The Alameda County Justice Restoration Project (ACJRP) will focus on reducing the risk of recidivism for adults aged 18-34, with one or more prior low-level felony offenses on record, who experience a new conviction. This population historically faces a 70% recidivism rate within three years.
With ACJRP, participants are offered a plea bargain and granted Deferred Entry of Judgement (DEOJ), which means that they avoid jail time by participating in the program, and no judgement will appear on their record if they successfully complete the program.
Alameda County provides a broad range of services for individuals on probation, but participation in those services has been limited. ACJRP’s service provider, La Familia Counseling Services, will address these shortcomings through a program model focused on providing individualized, peer-based coaching in order to dramatically improve “uptake” of existing services that support behavioral health, physical health, employment, housing, and other essential life domains, and thereby reduce recidivism. Peer coaches are professionally trained mentors with similar lived experiences, either directly or through a family member, and have successfully reintegrated into the community.
La Familia will work with each participant for up to 18 months, connecting via phone or in person at least two times per week initially and gradually stepping down upon successful progress. They expect to serve 150 participants through the program.
The outcome metric for this project is avoided recidivism, where recidivism is defined as “any arrest in the State of California of any new felony or misdemeanor” within each participant’s 24-month observation period. This will be determined through use of a randomized control trial.

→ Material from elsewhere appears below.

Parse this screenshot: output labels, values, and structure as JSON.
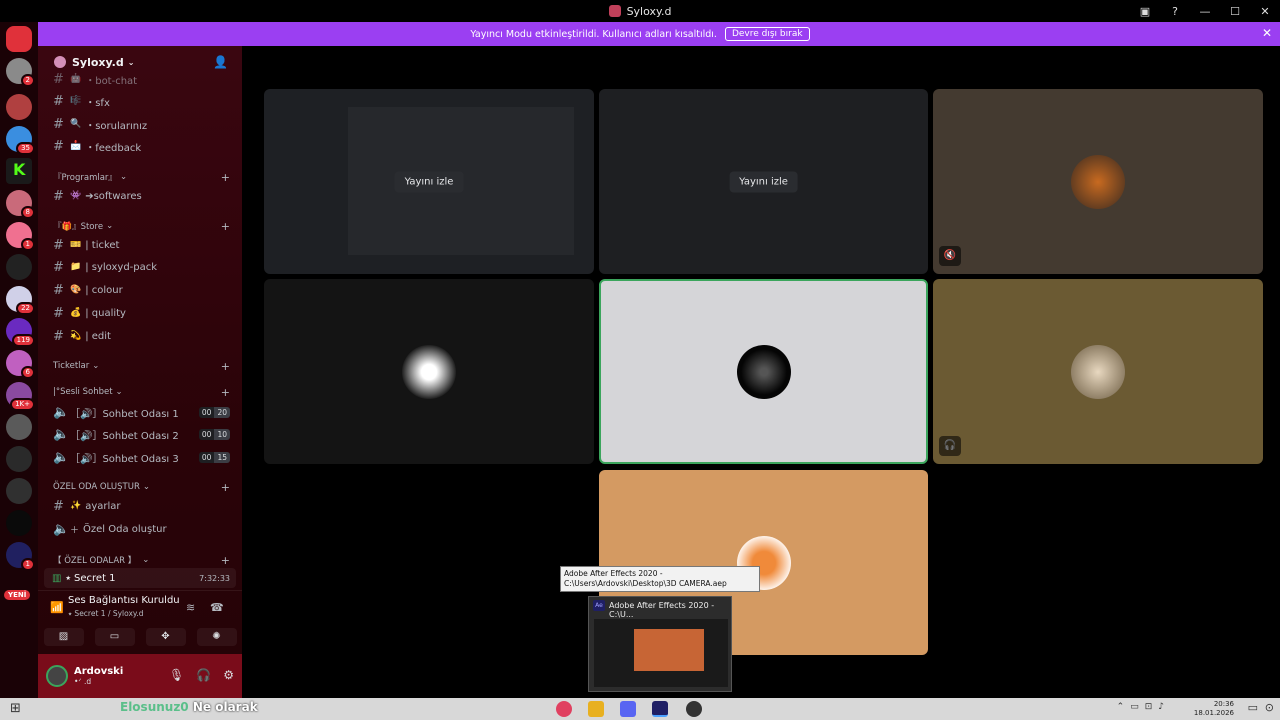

The independent evaluator will measure and compare the rate of recidivism in the participant and control groups. A maximum of $1.37 million is available for earned outcomes payments.
The Pay for Success Fund’s financing is joined by support for the project from the California Board of State and Community Corrections, the White House Office of Innovation, the James Irvine Foundation and NFF. Third Sector is providing project management and Building Opportunities for Self Sufficiency is the fiscal manager. WestEd, a nonprofit, nonpartisan research, evaluation, and services organization, is the evaluator for the project.